Thus the boutique concept was born, it was a shop where everything was for sale. Paul McCartney described it as “a beautiful place where beautiful people can buy beautiful things”.

According to Lennon, McCartney had another idea of what to kind of store to open, “Paul had a nice idea about opening up white houses where it would sell white china and things like that, everything white because you can never get anything white, which is pretty groovy. It didn’t end up with that, it ended up with Apple, with all this junk and all the stupid clothes and all that,” John said.

One of the most special features of the clothes store was, a multicoloured psychedelic mural that covered the four-story building. The mural was painted by art students, although no-one was ever given permission, but hey in was 1967, nobody cared what the city council thought.

The-Beatles-Apple-Boutique-on-the-corner-of-Paddington-Street-and-Baker-Street-1967.-Copyright-Rex-Features

The retail business was pouring money down the drain, the main problem was shoplifting, not only by customers but by the staff as well. Losses eventually totaled up to €250,000, and The Beatles ended up giving away the stores’ remaining items and the shop was closed on 30 July 1968.

McCartney said:

“Originally, the shops were intended to be something else, but they just became like all the boutiques in London. They just weren’t our thingy. All that’s happened is that we’ve closed our shop in which we feel we shouldn’t, in the first place, have been involved. Our main business is entertainment, not with frocks. We want to devote all our energies to records. We had to re-focus. We had to zoom in on what we really enjoy, and we enjoy being alive, and we enjoy being Beatles.”
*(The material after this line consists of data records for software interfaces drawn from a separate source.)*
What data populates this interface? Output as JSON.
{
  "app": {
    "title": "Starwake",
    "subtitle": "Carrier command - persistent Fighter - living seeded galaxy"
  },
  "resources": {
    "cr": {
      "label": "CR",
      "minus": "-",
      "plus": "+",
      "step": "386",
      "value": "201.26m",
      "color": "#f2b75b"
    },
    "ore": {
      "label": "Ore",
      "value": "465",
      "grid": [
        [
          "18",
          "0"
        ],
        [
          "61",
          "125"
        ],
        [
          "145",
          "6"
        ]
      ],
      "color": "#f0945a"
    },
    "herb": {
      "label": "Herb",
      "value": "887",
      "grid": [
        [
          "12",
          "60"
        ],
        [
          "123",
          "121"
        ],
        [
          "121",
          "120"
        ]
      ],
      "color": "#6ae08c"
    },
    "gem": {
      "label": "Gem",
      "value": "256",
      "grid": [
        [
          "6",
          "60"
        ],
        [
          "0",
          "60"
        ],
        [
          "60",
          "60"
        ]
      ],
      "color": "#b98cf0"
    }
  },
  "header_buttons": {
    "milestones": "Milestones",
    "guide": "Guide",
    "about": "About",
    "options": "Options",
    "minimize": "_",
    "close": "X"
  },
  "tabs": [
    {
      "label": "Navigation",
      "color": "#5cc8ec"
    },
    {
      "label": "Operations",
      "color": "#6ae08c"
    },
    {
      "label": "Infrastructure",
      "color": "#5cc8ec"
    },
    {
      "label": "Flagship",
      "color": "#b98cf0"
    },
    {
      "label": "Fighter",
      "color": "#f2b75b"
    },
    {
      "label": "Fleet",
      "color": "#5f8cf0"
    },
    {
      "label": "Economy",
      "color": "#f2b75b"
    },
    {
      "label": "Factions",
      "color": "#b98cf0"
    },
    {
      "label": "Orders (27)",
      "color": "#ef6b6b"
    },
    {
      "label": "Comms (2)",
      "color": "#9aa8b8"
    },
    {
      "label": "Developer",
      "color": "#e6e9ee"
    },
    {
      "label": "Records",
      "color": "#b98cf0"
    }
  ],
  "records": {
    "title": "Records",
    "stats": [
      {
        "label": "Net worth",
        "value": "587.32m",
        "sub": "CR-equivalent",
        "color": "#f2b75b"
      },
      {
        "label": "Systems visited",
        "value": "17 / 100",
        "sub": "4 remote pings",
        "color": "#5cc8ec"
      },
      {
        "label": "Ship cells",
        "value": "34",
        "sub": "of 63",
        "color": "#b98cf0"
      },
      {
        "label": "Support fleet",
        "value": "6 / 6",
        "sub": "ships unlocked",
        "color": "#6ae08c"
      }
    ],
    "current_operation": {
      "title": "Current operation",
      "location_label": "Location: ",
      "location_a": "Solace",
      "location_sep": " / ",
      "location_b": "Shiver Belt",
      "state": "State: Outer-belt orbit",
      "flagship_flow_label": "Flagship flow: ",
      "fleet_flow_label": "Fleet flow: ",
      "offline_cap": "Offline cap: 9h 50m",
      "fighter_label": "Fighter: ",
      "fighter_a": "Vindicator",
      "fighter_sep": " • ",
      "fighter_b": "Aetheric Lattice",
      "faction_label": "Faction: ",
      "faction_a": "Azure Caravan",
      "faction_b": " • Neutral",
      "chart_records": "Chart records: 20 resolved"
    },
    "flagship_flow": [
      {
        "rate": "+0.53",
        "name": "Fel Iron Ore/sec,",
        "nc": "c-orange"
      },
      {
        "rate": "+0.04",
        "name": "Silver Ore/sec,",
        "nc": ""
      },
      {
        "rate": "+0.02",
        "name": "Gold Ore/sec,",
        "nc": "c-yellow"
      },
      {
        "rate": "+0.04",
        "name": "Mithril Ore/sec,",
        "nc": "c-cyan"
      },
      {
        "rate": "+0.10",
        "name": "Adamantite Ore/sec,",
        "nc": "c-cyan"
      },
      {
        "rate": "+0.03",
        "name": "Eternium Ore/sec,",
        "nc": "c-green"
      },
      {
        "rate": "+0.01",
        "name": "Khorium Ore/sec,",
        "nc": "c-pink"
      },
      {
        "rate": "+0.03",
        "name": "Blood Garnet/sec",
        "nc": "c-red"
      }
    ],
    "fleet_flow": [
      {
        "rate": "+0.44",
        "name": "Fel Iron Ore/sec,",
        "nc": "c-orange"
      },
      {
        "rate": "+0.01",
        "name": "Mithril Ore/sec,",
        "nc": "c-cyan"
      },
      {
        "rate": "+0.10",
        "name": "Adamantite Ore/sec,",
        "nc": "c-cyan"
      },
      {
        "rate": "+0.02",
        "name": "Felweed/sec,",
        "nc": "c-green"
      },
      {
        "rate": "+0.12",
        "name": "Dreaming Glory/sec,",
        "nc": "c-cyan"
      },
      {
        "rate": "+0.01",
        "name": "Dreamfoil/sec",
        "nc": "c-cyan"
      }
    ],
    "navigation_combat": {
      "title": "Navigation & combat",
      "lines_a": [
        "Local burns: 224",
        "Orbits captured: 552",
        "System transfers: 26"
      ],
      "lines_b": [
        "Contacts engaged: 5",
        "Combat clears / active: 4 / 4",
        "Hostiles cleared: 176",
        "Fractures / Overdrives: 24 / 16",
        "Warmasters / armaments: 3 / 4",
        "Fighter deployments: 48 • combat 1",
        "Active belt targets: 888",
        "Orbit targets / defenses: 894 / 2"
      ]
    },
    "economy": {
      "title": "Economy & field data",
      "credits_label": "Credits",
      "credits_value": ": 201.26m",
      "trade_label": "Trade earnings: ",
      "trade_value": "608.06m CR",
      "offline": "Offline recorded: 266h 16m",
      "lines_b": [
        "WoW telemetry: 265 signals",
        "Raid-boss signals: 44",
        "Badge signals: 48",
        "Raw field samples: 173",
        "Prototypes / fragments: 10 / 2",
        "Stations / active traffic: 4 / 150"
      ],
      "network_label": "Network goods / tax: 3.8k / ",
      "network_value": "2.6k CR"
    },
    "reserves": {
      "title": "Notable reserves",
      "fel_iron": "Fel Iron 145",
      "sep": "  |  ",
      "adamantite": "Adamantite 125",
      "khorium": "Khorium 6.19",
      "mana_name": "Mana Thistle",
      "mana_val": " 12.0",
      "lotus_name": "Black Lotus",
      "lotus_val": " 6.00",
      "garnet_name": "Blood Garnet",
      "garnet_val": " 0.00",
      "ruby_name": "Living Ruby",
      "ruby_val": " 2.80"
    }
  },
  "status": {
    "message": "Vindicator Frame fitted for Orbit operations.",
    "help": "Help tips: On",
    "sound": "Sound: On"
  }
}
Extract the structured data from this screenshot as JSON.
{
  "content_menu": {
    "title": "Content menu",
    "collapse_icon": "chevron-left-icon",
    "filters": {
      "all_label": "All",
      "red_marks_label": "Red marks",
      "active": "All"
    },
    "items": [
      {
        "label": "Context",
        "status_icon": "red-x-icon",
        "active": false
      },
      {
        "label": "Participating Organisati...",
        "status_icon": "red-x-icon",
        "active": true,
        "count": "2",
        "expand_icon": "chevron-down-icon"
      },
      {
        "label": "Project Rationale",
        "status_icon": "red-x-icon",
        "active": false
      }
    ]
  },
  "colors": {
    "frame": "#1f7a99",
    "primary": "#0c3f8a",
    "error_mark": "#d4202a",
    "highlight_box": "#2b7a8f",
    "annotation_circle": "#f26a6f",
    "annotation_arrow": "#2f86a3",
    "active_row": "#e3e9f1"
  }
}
Here’s an insight into swinging London, from the 1968 film ‘Hot Millions’ which provides one of the few rare filmed glimpses inside of the Beatles owned Apple Boutique on Baker Street in London.